  24. 24. Photovoltaic Process Technologies Wafers Crystalline Silicon PV Cells Modules Thin Films PV • Thin slice of semiconductor • Solid state electrical device that • Assemblies of cells constitute a • Layer of material ranging from material, such as a silicon converts the energy of light module or panels fractions of a nanometer crystal, used in the fabrication of directly into electricity by the (monolayer) to several integrated circuits and other photovoltaic effect micrometers in thickness microdevices • Separated into 3 categories • 4 basic categories based on Technology • The wafer undergoes many based on crystallinity and crystal materials used - Amorphous microfabrication process steps size in the resulting ingot, ribbon silicon (a-Si), Cadmium telluride such as doping or ion or wafer – Monocrystalline (CdTe), Copper Indium Gallium implantation, etching, deposition Silicon (c-Si), Polycrystalline Selenide (CIS/CIGS), and of various materials, and Silicon (mc-Si) and Ribbon Emerging (dye-sensitized, photolithographic patterning Silicon organic, GaAs) • Higher material cost and higher installation cost, even though costs continue to decrease as companies ramp up • Cadmium Telluride and Copper new capacity and improve production processes Selenide are not widely supported, have high production • Functionality during non-ideal sun conditions (early morning and late afternoon) cost and material instability Key bets (toxic etc) • Conversion efficiencies are not as high as crystalline silicon PV DevelopersNote: Partial list of developers.. The Solar Industry 24

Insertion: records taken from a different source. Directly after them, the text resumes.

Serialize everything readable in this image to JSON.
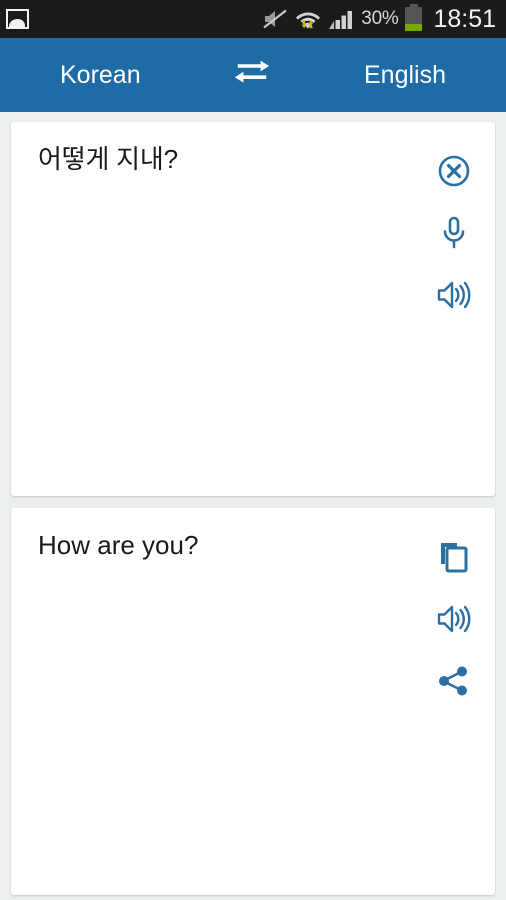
{
  "status_bar": {
    "notification_icon": "gallery-image-icon",
    "mute_icon": "volume-mute-icon",
    "wifi_icon": "wifi-signal-icon",
    "signal_icon": "cellular-signal-icon",
    "battery_percent_label": "30%",
    "battery_level": 30,
    "clock": "18:51"
  },
  "appbar": {
    "source_language": "Korean",
    "target_language": "English",
    "swap_icon": "swap-horizontal-arrows-icon",
    "background_color": "#1f6ba5"
  },
  "source_card": {
    "text": "어떻게 지내?",
    "actions": [
      {
        "name": "clear",
        "icon": "clear-circle-x-icon"
      },
      {
        "name": "voice-input",
        "icon": "microphone-icon"
      },
      {
        "name": "speak",
        "icon": "speaker-volume-icon"
      }
    ]
  },
  "target_card": {
    "text": "How are you?",
    "actions": [
      {
        "name": "copy",
        "icon": "copy-icon"
      },
      {
        "name": "speak",
        "icon": "speaker-volume-icon"
      },
      {
        "name": "share",
        "icon": "share-nodes-icon"
      }
    ]
  },
  "colors": {
    "accent": "#1f6ba5",
    "icon_blue": "#2b6fa3",
    "page_background": "#eceff0",
    "card_background": "#ffffff",
    "status_bar_background": "#1b1b1b",
    "battery_green": "#78a700",
    "wifi_arrow_yellow": "#d9b300"
  }
}
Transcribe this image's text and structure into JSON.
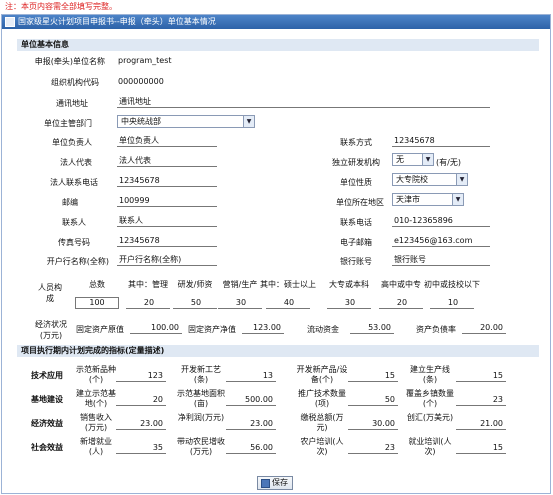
{
  "notice": "注：本页内容需全部填写完整。",
  "window_title": "国家级星火计划项目申报书--申报（牵头）单位基本情况",
  "section1_title": "单位基本信息",
  "fields": {
    "org_name_label": "申报(牵头)单位名称",
    "org_name": "program_test",
    "org_code_label": "组织机构代码",
    "org_code": "000000000",
    "address_label": "通讯地址",
    "address": "通讯地址",
    "dept_label": "单位主管部门",
    "dept": "中央统战部",
    "head_label": "单位负责人",
    "head": "单位负责人",
    "contact_label": "联系方式",
    "contact": "12345678",
    "legal_label": "法人代表",
    "legal": "法人代表",
    "rd_label": "独立研发机构",
    "rd": "无",
    "rd_suffix": "(有/无)",
    "legal_phone_label": "法人联系电话",
    "legal_phone": "12345678",
    "nature_label": "单位性质",
    "nature": "大专院校",
    "postcode_label": "邮编",
    "postcode": "100999",
    "region_label": "单位所在地区",
    "region": "天津市",
    "liaison_label": "联系人",
    "liaison": "联系人",
    "liaison_phone_label": "联系电话",
    "liaison_phone": "010-12365896",
    "fax_label": "传真号码",
    "fax": "12345678",
    "email_label": "电子邮箱",
    "email": "e123456@163.com",
    "bank_name_label": "开户行名称(全称)",
    "bank_name": "开户行名称(全称)",
    "bank_acct_label": "银行账号",
    "bank_acct": "银行账号"
  },
  "staff": {
    "label": "人员构成",
    "headers": [
      "总数",
      "其中：管理",
      "研发/师资",
      "营销/生产",
      "其中：硕士以上",
      "大专或本科",
      "高中或中专",
      "初中或技校以下"
    ],
    "values": [
      "100",
      "20",
      "50",
      "30",
      "40",
      "30",
      "20",
      "10"
    ]
  },
  "finance": {
    "label": "经济状况(万元)",
    "fixed_orig_label": "固定资产原值",
    "fixed_orig": "100.00",
    "fixed_net_label": "固定资产净值",
    "fixed_net": "123.00",
    "liquid_label": "流动资金",
    "liquid": "53.00",
    "debt_label": "资产负债率",
    "debt": "20.00"
  },
  "section2_title": "项目执行期内计划完成的指标(定量描述)",
  "indicators": [
    {
      "category": "技术应用",
      "items": [
        {
          "label": "示范新品种(个)",
          "value": "123"
        },
        {
          "label": "开发新工艺(条)",
          "value": "13"
        },
        {
          "label": "开发新产品/设备(个)",
          "value": "15"
        },
        {
          "label": "建立生产线(条)",
          "value": "15"
        }
      ]
    },
    {
      "category": "基地建设",
      "items": [
        {
          "label": "建立示范基地(个)",
          "value": "20"
        },
        {
          "label": "示范基地面积(亩)",
          "value": "500.00"
        },
        {
          "label": "推广技术数量(项)",
          "value": "50"
        },
        {
          "label": "覆盖乡镇数量(个)",
          "value": "23"
        }
      ]
    },
    {
      "category": "经济效益",
      "items": [
        {
          "label": "销售收入(万元)",
          "value": "23.00"
        },
        {
          "label": "净利润(万元)",
          "value": "23.00"
        },
        {
          "label": "缴税总额(万元)",
          "value": "30.00"
        },
        {
          "label": "创汇(万美元)",
          "value": "21.00"
        }
      ]
    },
    {
      "category": "社会效益",
      "items": [
        {
          "label": "新增就业(人)",
          "value": "35"
        },
        {
          "label": "带动农民增收(万元)",
          "value": "56.00"
        },
        {
          "label": "农户培训(人次)",
          "value": "23"
        },
        {
          "label": "就业培训(人次)",
          "value": "15"
        }
      ]
    }
  ],
  "save_label": "保存",
  "icons": {
    "title": "form-icon",
    "save": "disk-icon",
    "dropdown": "chevron-down-icon"
  }
}
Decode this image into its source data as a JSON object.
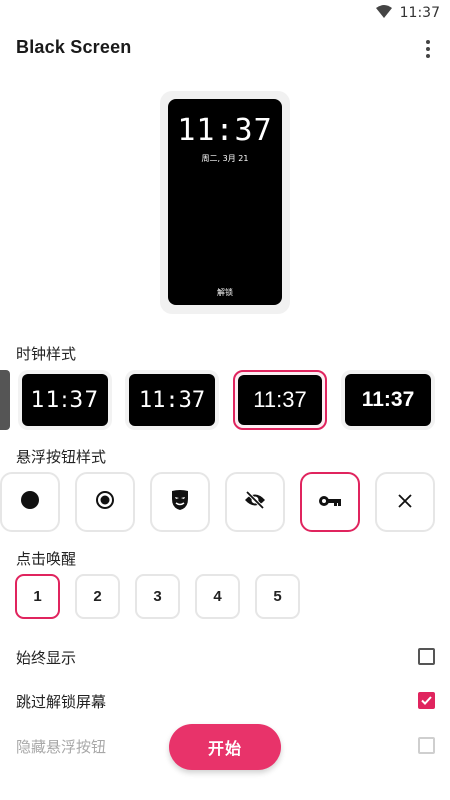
{
  "status": {
    "time": "11:37",
    "icons": [
      "wifi-icon"
    ]
  },
  "app": {
    "title": "Black Screen",
    "menu_icon": "more-vert-icon"
  },
  "preview": {
    "time": "11:37",
    "date": "周二, 3月 21",
    "unlock_label": "解锁"
  },
  "clock_style": {
    "label": "时钟样式",
    "options": [
      {
        "text": "11:37",
        "selected": false
      },
      {
        "text": "11:37",
        "selected": false
      },
      {
        "text": "11:37",
        "selected": true
      },
      {
        "text": "11:37",
        "selected": false
      }
    ]
  },
  "fab_style": {
    "label": "悬浮按钮样式",
    "options": [
      {
        "icon": "filled-circle-icon",
        "selected": false
      },
      {
        "icon": "radio-target-icon",
        "selected": false
      },
      {
        "icon": "mask-icon",
        "selected": false
      },
      {
        "icon": "eye-off-icon",
        "selected": false
      },
      {
        "icon": "key-icon",
        "selected": true
      },
      {
        "icon": "close-icon",
        "selected": false
      }
    ]
  },
  "wake": {
    "label": "点击唤醒",
    "options": [
      {
        "value": "1",
        "selected": true
      },
      {
        "value": "2",
        "selected": false
      },
      {
        "value": "3",
        "selected": false
      },
      {
        "value": "4",
        "selected": false
      },
      {
        "value": "5",
        "selected": false
      }
    ]
  },
  "settings": {
    "always_show": {
      "label": "始终显示",
      "checked": false
    },
    "skip_lock": {
      "label": "跳过解锁屏幕",
      "checked": true
    },
    "hide_fab": {
      "label": "隐藏悬浮按钮",
      "checked": false
    }
  },
  "start_button": {
    "label": "开始"
  },
  "colors": {
    "accent": "#e0245e",
    "button": "#e8336a"
  }
}
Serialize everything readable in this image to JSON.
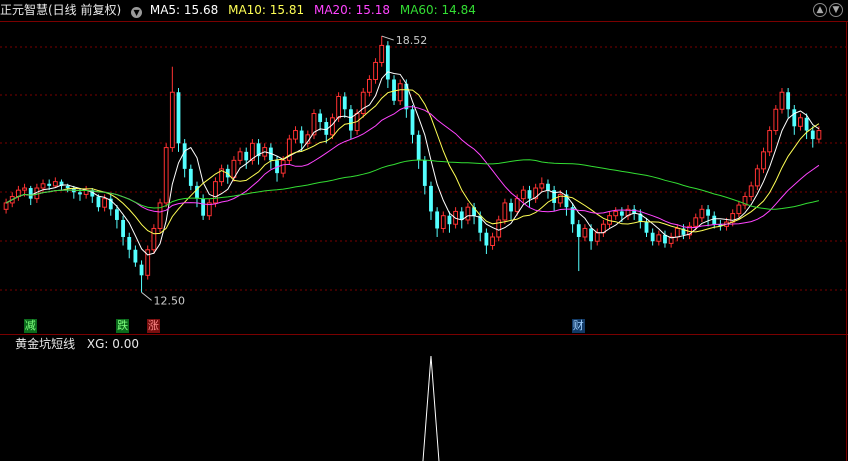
{
  "header": {
    "title": "正元智慧(日线 前复权)",
    "ma5": "MA5: 15.68",
    "ma10": "MA10: 15.81",
    "ma20": "MA20: 15.18",
    "ma60": "MA60: 14.84",
    "colors": {
      "title": "#e8e8e8",
      "ma5": "#ffffff",
      "ma10": "#ffff55",
      "ma20": "#ff44ff",
      "ma60": "#33dd33"
    }
  },
  "indicator": {
    "title": "黄金坑短线",
    "value": "XG: 0.00",
    "colors": {
      "title": "#e8e8e8",
      "value": "#e8e8e8"
    }
  },
  "corner_icons": {
    "up": "▲",
    "down": "▼"
  },
  "signals": [
    {
      "label": "减",
      "candle_index": 4,
      "bg": "#0c6a1c",
      "fg": "#7dff7d"
    },
    {
      "label": "跌",
      "candle_index": 19,
      "bg": "#0c6a1c",
      "fg": "#7dff7d"
    },
    {
      "label": "涨",
      "candle_index": 24,
      "bg": "#7a0f0f",
      "fg": "#ff8a8a"
    },
    {
      "label": "财",
      "candle_index": 93,
      "bg": "#123a66",
      "fg": "#9fd0ff"
    }
  ],
  "chart_data": {
    "type": "candlestick",
    "price_range": [
      11.85,
      18.85
    ],
    "high_label": {
      "text": "18.52",
      "price": 18.52
    },
    "low_label": {
      "text": "12.50",
      "price": 12.5
    },
    "colors": {
      "up": "#ff3232",
      "down": "#54ffff",
      "grid": "#7a0000",
      "divider": "#7a0000"
    },
    "candles": [
      [
        14.45,
        14.6,
        14.35,
        14.7
      ],
      [
        14.6,
        14.75,
        14.5,
        14.85
      ],
      [
        14.75,
        14.9,
        14.65,
        15.0
      ],
      [
        14.9,
        14.95,
        14.75,
        15.05
      ],
      [
        14.95,
        14.7,
        14.55,
        15.0
      ],
      [
        14.7,
        14.95,
        14.6,
        15.05
      ],
      [
        14.95,
        15.05,
        14.85,
        15.15
      ],
      [
        15.05,
        15.0,
        14.9,
        15.15
      ],
      [
        15.0,
        15.1,
        14.95,
        15.2
      ],
      [
        15.1,
        15.0,
        14.9,
        15.15
      ],
      [
        15.0,
        14.95,
        14.85,
        15.05
      ],
      [
        14.95,
        14.85,
        14.7,
        15.0
      ],
      [
        14.85,
        14.8,
        14.65,
        14.95
      ],
      [
        14.8,
        14.9,
        14.7,
        15.0
      ],
      [
        14.9,
        14.75,
        14.6,
        14.95
      ],
      [
        14.75,
        14.5,
        14.4,
        14.8
      ],
      [
        14.5,
        14.7,
        14.4,
        14.8
      ],
      [
        14.7,
        14.45,
        14.3,
        14.8
      ],
      [
        14.45,
        14.2,
        14.0,
        14.55
      ],
      [
        14.2,
        13.8,
        13.6,
        14.3
      ],
      [
        13.8,
        13.5,
        13.3,
        13.9
      ],
      [
        13.5,
        13.2,
        13.1,
        13.6
      ],
      [
        13.15,
        12.9,
        12.5,
        13.25
      ],
      [
        12.9,
        13.5,
        12.8,
        13.6
      ],
      [
        13.5,
        14.0,
        13.4,
        14.1
      ],
      [
        14.0,
        14.6,
        13.9,
        14.7
      ],
      [
        14.6,
        15.9,
        14.5,
        16.0
      ],
      [
        15.9,
        17.2,
        15.8,
        17.8
      ],
      [
        17.2,
        16.0,
        15.8,
        17.3
      ],
      [
        16.0,
        15.4,
        15.2,
        16.1
      ],
      [
        15.4,
        15.0,
        14.9,
        15.5
      ],
      [
        15.0,
        14.7,
        14.5,
        15.1
      ],
      [
        14.7,
        14.3,
        14.2,
        14.8
      ],
      [
        14.3,
        14.6,
        14.2,
        14.7
      ],
      [
        14.6,
        15.1,
        14.5,
        15.2
      ],
      [
        15.1,
        15.4,
        15.0,
        15.5
      ],
      [
        15.4,
        15.2,
        15.05,
        15.5
      ],
      [
        15.2,
        15.6,
        15.1,
        15.7
      ],
      [
        15.6,
        15.8,
        15.5,
        15.9
      ],
      [
        15.8,
        15.6,
        15.4,
        15.9
      ],
      [
        15.6,
        16.0,
        15.5,
        16.1
      ],
      [
        16.0,
        15.7,
        15.5,
        16.1
      ],
      [
        15.7,
        15.9,
        15.6,
        16.0
      ],
      [
        15.9,
        15.6,
        15.4,
        16.0
      ],
      [
        15.6,
        15.3,
        15.1,
        15.7
      ],
      [
        15.3,
        15.6,
        15.2,
        15.7
      ],
      [
        15.6,
        16.1,
        15.5,
        16.2
      ],
      [
        16.1,
        16.3,
        16.0,
        16.4
      ],
      [
        16.3,
        16.0,
        15.8,
        16.4
      ],
      [
        16.0,
        16.2,
        15.9,
        16.3
      ],
      [
        16.2,
        16.7,
        16.1,
        16.8
      ],
      [
        16.7,
        16.5,
        16.3,
        16.8
      ],
      [
        16.5,
        16.2,
        16.0,
        16.6
      ],
      [
        16.2,
        16.6,
        16.1,
        16.7
      ],
      [
        16.6,
        17.1,
        16.5,
        17.2
      ],
      [
        17.1,
        16.8,
        16.6,
        17.2
      ],
      [
        16.8,
        16.3,
        16.1,
        16.9
      ],
      [
        16.3,
        16.7,
        16.2,
        16.8
      ],
      [
        16.7,
        17.2,
        16.6,
        17.3
      ],
      [
        17.2,
        17.5,
        17.1,
        17.6
      ],
      [
        17.5,
        17.9,
        17.4,
        18.0
      ],
      [
        17.9,
        18.3,
        17.8,
        18.52
      ],
      [
        18.3,
        17.5,
        17.3,
        18.4
      ],
      [
        17.5,
        17.0,
        16.9,
        17.6
      ],
      [
        17.0,
        17.4,
        16.9,
        17.5
      ],
      [
        17.4,
        16.8,
        16.6,
        17.5
      ],
      [
        16.8,
        16.2,
        16.0,
        16.9
      ],
      [
        16.2,
        15.6,
        15.4,
        16.3
      ],
      [
        15.6,
        15.0,
        14.8,
        15.7
      ],
      [
        15.0,
        14.4,
        14.2,
        15.1
      ],
      [
        14.4,
        14.0,
        13.8,
        14.5
      ],
      [
        14.0,
        14.3,
        13.9,
        14.4
      ],
      [
        14.3,
        14.1,
        13.9,
        14.4
      ],
      [
        14.1,
        14.4,
        14.0,
        14.5
      ],
      [
        14.4,
        14.2,
        14.0,
        14.5
      ],
      [
        14.2,
        14.5,
        14.1,
        14.6
      ],
      [
        14.5,
        14.3,
        14.1,
        14.6
      ],
      [
        14.3,
        13.9,
        13.7,
        14.4
      ],
      [
        13.9,
        13.6,
        13.4,
        14.0
      ],
      [
        13.6,
        13.8,
        13.5,
        13.9
      ],
      [
        13.8,
        14.2,
        13.7,
        14.3
      ],
      [
        14.2,
        14.6,
        14.1,
        14.7
      ],
      [
        14.6,
        14.4,
        14.2,
        14.7
      ],
      [
        14.4,
        14.7,
        14.3,
        14.8
      ],
      [
        14.7,
        14.9,
        14.6,
        15.0
      ],
      [
        14.9,
        14.7,
        14.5,
        15.0
      ],
      [
        14.7,
        14.95,
        14.6,
        15.05
      ],
      [
        14.95,
        15.05,
        14.85,
        15.2
      ],
      [
        15.05,
        14.9,
        14.7,
        15.15
      ],
      [
        14.9,
        14.6,
        14.4,
        15.0
      ],
      [
        14.6,
        14.8,
        14.5,
        14.9
      ],
      [
        14.8,
        14.5,
        14.3,
        14.9
      ],
      [
        14.5,
        14.1,
        13.9,
        14.6
      ],
      [
        14.1,
        13.8,
        13.0,
        14.2
      ],
      [
        13.8,
        14.0,
        13.7,
        14.1
      ],
      [
        14.0,
        13.7,
        13.5,
        14.1
      ],
      [
        13.7,
        13.9,
        13.6,
        14.0
      ],
      [
        13.9,
        14.1,
        13.8,
        14.2
      ],
      [
        14.1,
        14.3,
        14.0,
        14.4
      ],
      [
        14.3,
        14.4,
        14.2,
        14.5
      ],
      [
        14.4,
        14.3,
        14.15,
        14.5
      ],
      [
        14.3,
        14.45,
        14.2,
        14.55
      ],
      [
        14.45,
        14.35,
        14.2,
        14.55
      ],
      [
        14.35,
        14.15,
        14.0,
        14.45
      ],
      [
        14.15,
        13.9,
        13.8,
        14.25
      ],
      [
        13.9,
        13.7,
        13.6,
        14.0
      ],
      [
        13.7,
        13.85,
        13.6,
        13.95
      ],
      [
        13.85,
        13.65,
        13.55,
        13.95
      ],
      [
        13.65,
        13.8,
        13.55,
        13.9
      ],
      [
        13.8,
        14.0,
        13.7,
        14.1
      ],
      [
        14.0,
        13.85,
        13.75,
        14.1
      ],
      [
        13.85,
        14.05,
        13.75,
        14.15
      ],
      [
        14.05,
        14.25,
        13.95,
        14.35
      ],
      [
        14.25,
        14.45,
        14.15,
        14.55
      ],
      [
        14.45,
        14.3,
        14.05,
        14.55
      ],
      [
        14.3,
        14.1,
        14.0,
        14.4
      ],
      [
        14.1,
        14.05,
        13.95,
        14.2
      ],
      [
        14.05,
        14.15,
        13.95,
        14.25
      ],
      [
        14.15,
        14.35,
        14.05,
        14.45
      ],
      [
        14.35,
        14.55,
        14.25,
        14.65
      ],
      [
        14.55,
        14.75,
        14.45,
        14.85
      ],
      [
        14.75,
        15.0,
        14.65,
        15.1
      ],
      [
        15.0,
        15.4,
        14.9,
        15.5
      ],
      [
        15.4,
        15.8,
        15.3,
        15.9
      ],
      [
        15.8,
        16.3,
        15.7,
        16.4
      ],
      [
        16.3,
        16.8,
        16.2,
        16.9
      ],
      [
        16.8,
        17.2,
        16.7,
        17.3
      ],
      [
        17.2,
        16.8,
        16.6,
        17.3
      ],
      [
        16.8,
        16.4,
        16.2,
        16.9
      ],
      [
        16.4,
        16.6,
        16.3,
        16.7
      ],
      [
        16.6,
        16.3,
        16.1,
        16.7
      ],
      [
        16.3,
        16.1,
        15.9,
        16.4
      ],
      [
        16.1,
        16.3,
        16.0,
        16.4
      ]
    ],
    "ma_series": [
      {
        "name": "MA5",
        "color": "#ffffff",
        "period": 5
      },
      {
        "name": "MA10",
        "color": "#ffff55",
        "period": 10
      },
      {
        "name": "MA20",
        "color": "#ff44ff",
        "period": 20
      },
      {
        "name": "MA60",
        "color": "#33dd33",
        "period": 60
      }
    ],
    "indicator": {
      "series": [
        {
          "name": "XG",
          "values": {
            "spike_at": 69,
            "spike_value": 1
          }
        }
      ],
      "y_range": [
        0,
        1
      ],
      "color": "#ffffff"
    }
  }
}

  25. 25. Photovoltaic Landscape Ancillary / Inverters Equipment & System Polysilicon Module Wafer Integrated Midstream Cell Publicly TradedNote: Partial list of companies. The Solar Industry 25